- Work task -
Retype the records below so that each one matches exactly.

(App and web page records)
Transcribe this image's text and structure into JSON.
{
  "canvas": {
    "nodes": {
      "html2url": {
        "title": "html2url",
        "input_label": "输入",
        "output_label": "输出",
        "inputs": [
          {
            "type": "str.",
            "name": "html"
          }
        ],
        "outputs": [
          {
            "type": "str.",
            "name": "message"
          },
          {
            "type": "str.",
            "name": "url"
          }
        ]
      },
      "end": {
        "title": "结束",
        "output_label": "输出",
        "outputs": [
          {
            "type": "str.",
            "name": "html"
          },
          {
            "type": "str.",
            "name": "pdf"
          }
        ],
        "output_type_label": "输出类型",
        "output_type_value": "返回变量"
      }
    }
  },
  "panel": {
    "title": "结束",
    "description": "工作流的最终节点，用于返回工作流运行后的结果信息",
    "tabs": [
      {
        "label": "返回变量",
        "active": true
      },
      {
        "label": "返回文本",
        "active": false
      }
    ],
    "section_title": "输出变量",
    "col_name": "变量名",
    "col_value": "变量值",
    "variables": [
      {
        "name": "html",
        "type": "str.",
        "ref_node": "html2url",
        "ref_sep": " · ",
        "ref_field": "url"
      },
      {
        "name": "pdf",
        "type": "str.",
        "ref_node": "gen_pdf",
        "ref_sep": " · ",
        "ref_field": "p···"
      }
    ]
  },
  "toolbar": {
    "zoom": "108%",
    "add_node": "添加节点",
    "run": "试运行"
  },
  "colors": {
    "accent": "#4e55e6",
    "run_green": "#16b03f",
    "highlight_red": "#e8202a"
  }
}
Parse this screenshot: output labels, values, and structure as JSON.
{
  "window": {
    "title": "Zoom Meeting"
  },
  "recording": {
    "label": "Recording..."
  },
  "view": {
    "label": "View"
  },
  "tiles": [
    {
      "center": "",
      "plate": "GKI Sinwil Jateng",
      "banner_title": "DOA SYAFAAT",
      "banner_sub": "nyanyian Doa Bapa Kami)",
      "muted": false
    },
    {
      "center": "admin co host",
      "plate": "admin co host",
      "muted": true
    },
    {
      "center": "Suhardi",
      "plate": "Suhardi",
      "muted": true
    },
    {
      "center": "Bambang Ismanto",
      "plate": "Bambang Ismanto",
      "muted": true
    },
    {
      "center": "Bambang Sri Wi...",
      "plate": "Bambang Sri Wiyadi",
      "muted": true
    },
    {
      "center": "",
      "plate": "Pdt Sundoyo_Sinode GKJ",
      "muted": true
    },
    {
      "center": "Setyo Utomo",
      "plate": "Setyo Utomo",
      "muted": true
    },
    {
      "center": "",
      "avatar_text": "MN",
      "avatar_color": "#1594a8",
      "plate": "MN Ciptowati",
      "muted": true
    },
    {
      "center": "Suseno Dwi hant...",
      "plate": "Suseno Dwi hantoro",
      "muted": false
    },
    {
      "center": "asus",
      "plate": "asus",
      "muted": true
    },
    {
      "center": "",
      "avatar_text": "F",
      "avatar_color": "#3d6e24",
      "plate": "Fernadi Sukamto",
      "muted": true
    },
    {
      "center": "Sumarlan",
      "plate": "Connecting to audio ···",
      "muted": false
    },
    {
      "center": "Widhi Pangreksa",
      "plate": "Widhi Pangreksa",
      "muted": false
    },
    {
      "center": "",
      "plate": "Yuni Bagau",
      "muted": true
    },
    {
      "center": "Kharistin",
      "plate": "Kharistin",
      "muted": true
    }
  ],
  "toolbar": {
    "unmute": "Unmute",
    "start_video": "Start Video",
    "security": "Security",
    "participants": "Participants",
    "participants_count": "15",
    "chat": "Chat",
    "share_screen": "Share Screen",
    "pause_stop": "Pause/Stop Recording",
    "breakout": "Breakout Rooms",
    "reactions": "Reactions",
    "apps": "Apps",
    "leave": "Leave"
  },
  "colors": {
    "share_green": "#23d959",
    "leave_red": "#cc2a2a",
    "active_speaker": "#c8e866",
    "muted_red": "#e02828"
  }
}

- Written response -
Transcribe this image's text and structure into JSON.
{
  "canvas": {
    "nodes": {
      "html2url": {
        "title": "html2url",
        "input_label": "输入",
        "output_label": "输出",
        "inputs": [
          {
            "type": "str.",
            "name": "html"
          }
        ],
        "outputs": [
          {
            "type": "str.",
            "name": "message"
          },
          {
            "type": "str.",
            "name": "url"
          }
        ]
      },
      "end": {
        "title": "结束",
        "output_label": "输出",
        "outputs": [
          {
            "type": "str.",
            "name": "html"
          },
          {
            "type": "str.",
            "name": "pdf"
          }
        ],
        "output_type_label": "输出类型",
        "output_type_value": "返回变量"
      }
    }
  },
  "panel": {
    "title": "结束",
    "description": "工作流的最终节点，用于返回工作流运行后的结果信息",
    "tabs": [
      {
        "label": "返回变量",
        "active": true
      },
      {
        "label": "返回文本",
        "active": false
      }
    ],
    "section_title": "输出变量",
    "col_name": "变量名",
    "col_value": "变量值",
    "variables": [
      {
        "name": "html",
        "type": "str.",
        "ref_node": "html2url",
        "ref_sep": " · ",
        "ref_field": "url"
      },
      {
        "name": "pdf",
        "type": "str.",
        "ref_node": "gen_pdf",
        "ref_sep": " · ",
        "ref_field": "p···"
      }
    ]
  },
  "toolbar": {
    "zoom": "108%",
    "add_node": "添加节点",
    "run": "试运行"
  },
  "colors": {
    "accent": "#4e55e6",
    "run_green": "#16b03f",
    "highlight_red": "#e8202a"
  }
}
Parse this screenshot: output labels, values, and structure as JSON.
{
  "window": {
    "title": "Zoom Meeting"
  },
  "recording": {
    "label": "Recording..."
  },
  "view": {
    "label": "View"
  },
  "tiles": [
    {
      "center": "",
      "plate": "GKI Sinwil Jateng",
      "banner_title": "DOA SYAFAAT",
      "banner_sub": "nyanyian Doa Bapa Kami)",
      "muted": false
    },
    {
      "center": "admin co host",
      "plate": "admin co host",
      "muted": true
    },
    {
      "center": "Suhardi",
      "plate": "Suhardi",
      "muted": true
    },
    {
      "center": "Bambang Ismanto",
      "plate": "Bambang Ismanto",
      "muted": true
    },
    {
      "center": "Bambang Sri Wi...",
      "plate": "Bambang Sri Wiyadi",
      "muted": true
    },
    {
      "center": "",
      "plate": "Pdt Sundoyo_Sinode GKJ",
      "muted": true
    },
    {
      "center": "Setyo Utomo",
      "plate": "Setyo Utomo",
      "muted": true
    },
    {
      "center": "",
      "avatar_text": "MN",
      "avatar_color": "#1594a8",
      "plate": "MN Ciptowati",
      "muted": true
    },
    {
      "center": "Suseno Dwi hant...",
      "plate": "Suseno Dwi hantoro",
      "muted": false
    },
    {
      "center": "asus",
      "plate": "asus",
      "muted": true
    },
    {
      "center": "",
      "avatar_text": "F",
      "avatar_color": "#3d6e24",
      "plate": "Fernadi Sukamto",
      "muted": true
    },
    {
      "center": "Sumarlan",
      "plate": "Connecting to audio ···",
      "muted": false
    },
    {
      "center": "Widhi Pangreksa",
      "plate": "Widhi Pangreksa",
      "muted": false
    },
    {
      "center": "",
      "plate": "Yuni Bagau",
      "muted": true
    },
    {
      "center": "Kharistin",
      "plate": "Kharistin",
      "muted": true
    }
  ],
  "toolbar": {
    "unmute": "Unmute",
    "start_video": "Start Video",
    "security": "Security",
    "participants": "Participants",
    "participants_count": "15",
    "chat": "Chat",
    "share_screen": "Share Screen",
    "pause_stop": "Pause/Stop Recording",
    "breakout": "Breakout Rooms",
    "reactions": "Reactions",
    "apps": "Apps",
    "leave": "Leave"
  },
  "colors": {
    "share_green": "#23d959",
    "leave_red": "#cc2a2a",
    "active_speaker": "#c8e866",
    "muted_red": "#e02828"
  }
}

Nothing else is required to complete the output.